First, we turned to Google Analytics to see what was happening on our site. Our main question was whether we are effectively explaining our concept and getting artists to sign-up and provide content? The short answer is that we’re not yet… we have been getting between 20 and 100 unique visitors daily for a couple weeks but less than 20% are signing up and even fewer are providing content. We use the analytics to highlight where in the user “funnel” from the landing page to the sign-up form to the nudge creation screen people were leaving. We noticed that most artists never even entered the funnel we setup, 90% of all users searched for nudges to send rather than signing up to be artists. We needed to do a better job of funneling artists to a sign-up and create a content funnel that was separate from the normal search process. We’ve now changed the landing page (in dev anyway) to direct artists to an FAQ and sign-up page rather than the view available nudges page. We are using this page to explain that we’re in alpha mode, explain the vision and preemptively answer questions that if left unanswered may lead a user to leave our site in confusion.

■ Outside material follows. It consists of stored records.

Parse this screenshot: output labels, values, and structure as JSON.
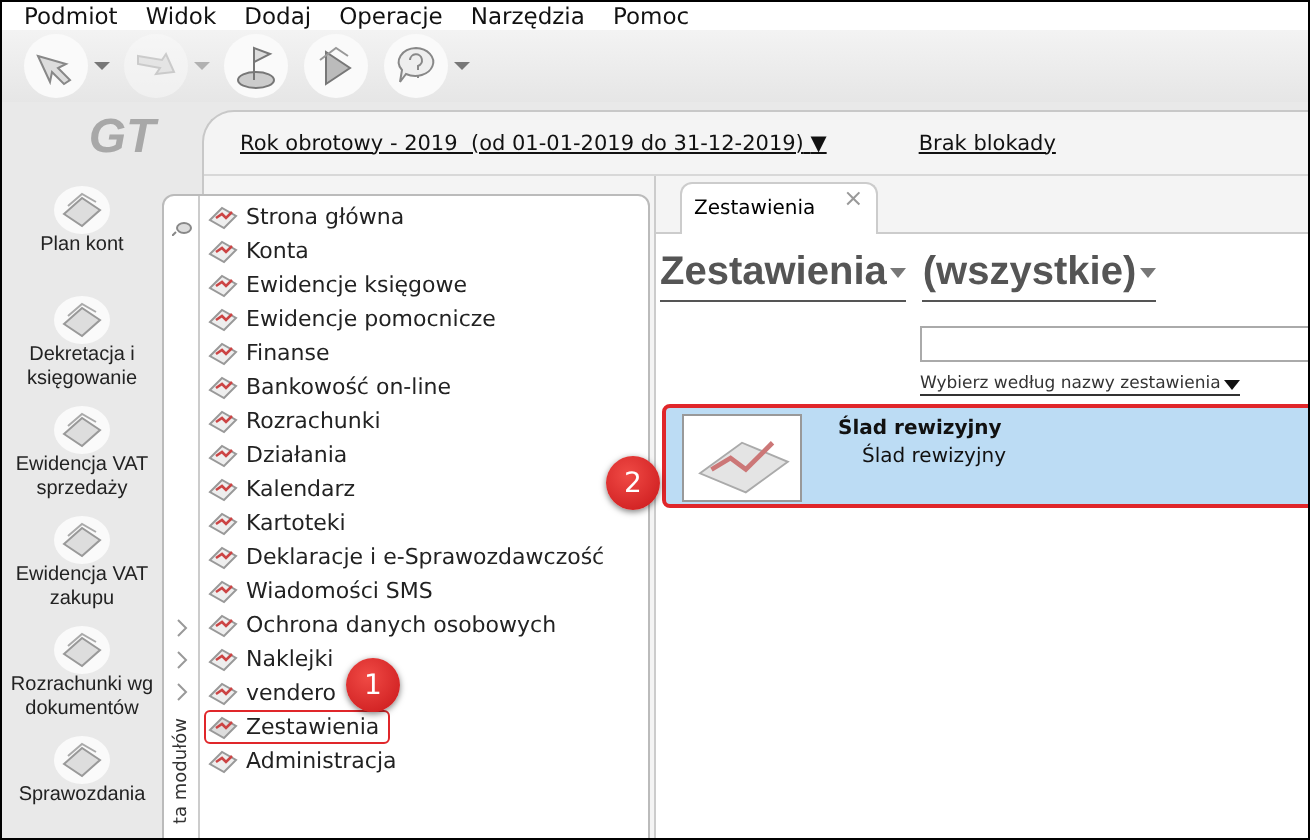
{
  "menu": [
    "Podmiot",
    "Widok",
    "Dodaj",
    "Operacje",
    "Narzędzia",
    "Pomoc"
  ],
  "toolbar": [
    {
      "kind": "back",
      "dropdown": true,
      "disabled": false
    },
    {
      "kind": "forward",
      "dropdown": true,
      "disabled": true
    },
    {
      "kind": "flag",
      "dropdown": false,
      "disabled": false
    },
    {
      "kind": "run",
      "dropdown": false,
      "disabled": false
    },
    {
      "kind": "help",
      "dropdown": true,
      "disabled": false
    }
  ],
  "logo": "GT",
  "shortcuts": [
    {
      "label": "Plan kont"
    },
    {
      "label": "Dekretacja i księgowanie"
    },
    {
      "label": "Ewidencja VAT sprzedaży"
    },
    {
      "label": "Ewidencja VAT zakupu"
    },
    {
      "label": "Rozrachunki wg dokumentów"
    },
    {
      "label": "Sprawozdania"
    }
  ],
  "header": {
    "period": "Rok obrotowy - 2019  (od 01-01-2019 do 31-12-2019)",
    "period_caret": "▼",
    "lock": "Brak blokady"
  },
  "module_menu": {
    "side_label": "ta modułów",
    "items": [
      {
        "label": "Strona główna",
        "highlighted": false
      },
      {
        "label": "Konta",
        "highlighted": false
      },
      {
        "label": "Ewidencje księgowe",
        "highlighted": false
      },
      {
        "label": "Ewidencje pomocnicze",
        "highlighted": false
      },
      {
        "label": "Finanse",
        "highlighted": false
      },
      {
        "label": "Bankowość on-line",
        "highlighted": false
      },
      {
        "label": "Rozrachunki",
        "highlighted": false
      },
      {
        "label": "Działania",
        "highlighted": false
      },
      {
        "label": "Kalendarz",
        "highlighted": false
      },
      {
        "label": "Kartoteki",
        "highlighted": false
      },
      {
        "label": "Deklaracje i e-Sprawozdawczość",
        "highlighted": false
      },
      {
        "label": "Wiadomości SMS",
        "highlighted": false
      },
      {
        "label": "Ochrona danych osobowych",
        "highlighted": false
      },
      {
        "label": "Naklejki",
        "highlighted": false
      },
      {
        "label": "vendero",
        "highlighted": false
      },
      {
        "label": "Zestawienia",
        "highlighted": true
      },
      {
        "label": "Administracja",
        "highlighted": false
      }
    ]
  },
  "tabs": [
    {
      "label": "Zestawienia",
      "selected": true,
      "close": "×"
    }
  ],
  "panel": {
    "title": "Zestawienia",
    "filter": "(wszystkie)",
    "sort": "Wybierz według nazwy zestawienia",
    "reports": [
      {
        "title": "Ślad rewizyjny",
        "subtitle": "Ślad rewizyjny",
        "selected": true
      }
    ]
  },
  "callouts": [
    {
      "number": "1"
    },
    {
      "number": "2"
    }
  ]
}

Secondly, we’ve been using online tutorials and shamelessly copying the best design elements. We use a tool called CSSedit along with firebug to analyze how our favorite sites do things. A big thank you goes out to sites like REI, Tumblr, Etsy, and Everlater. We don’t just copy the site, we take small elements and design cues and create something completely original. It’s the equivalent of Pretty Lights taking Biggie Smalls quotes and inserting them in their songs. Hopefully the owners of those sites will read this and feel pride in our love of their front ends. If you want some other great examples for your own site, check out the webby award winners, their sites are amazing. In addition check out Smashing Magazine for tutorials on creating great tables, forms and everything else.

Our third method is to listen to experts. There are plenty of them around Boulder, including Lyn Bain of Chili Interactive. She has advanced degrees in psychology and a storied career in usability testing and design. Out of pure serendipity we met her at a coffee shop and she offered to give us a few minutes to critique our site. Some of the key take-aways were:
1 – Laptop and mobile users don’t fiddle with their mice so they don’t see rollover elements. (We’re removing ours now)
2 – Buttons need to be descriptive of the very next screen, so instead of our button saying “send a nudge” it might say “Select this nudge and fill in delivery details.” This way they aren’t scared that something will be sent before they put in the right details.
3 – Users give you 3 seconds to understand your site and decide whether to heed a call to action. Make your messaging clear and your calls to action obvious.

If you want similar feedback, Lyn is giving back to the entrepreneurial community in a HUGE way, with UsableFeedback.com where you can get video walkthrough with actionable feedback from her company’s experts for only $139. This is a tiny fraction of her usual billing rate and is being done solely to help startups and small businesses! There are other fantastic designers around Boulder, people like @AndyInColor and @StirlingOlson. Can designers reading this give us one rule of thumb you think all startups should know when designing their sites?

The bottom line is that we improved our UI significantly by using statistics on how our users interact with our site, copying design elements from the best sites and reaching out to experts for unbiased feedback. We still have a long way to go in both design and UI, so keep giving us honest feedback. As a reminder, we’ll be buying beers for people who give us suggestions!

Why do 80% of our visitors not sign-up?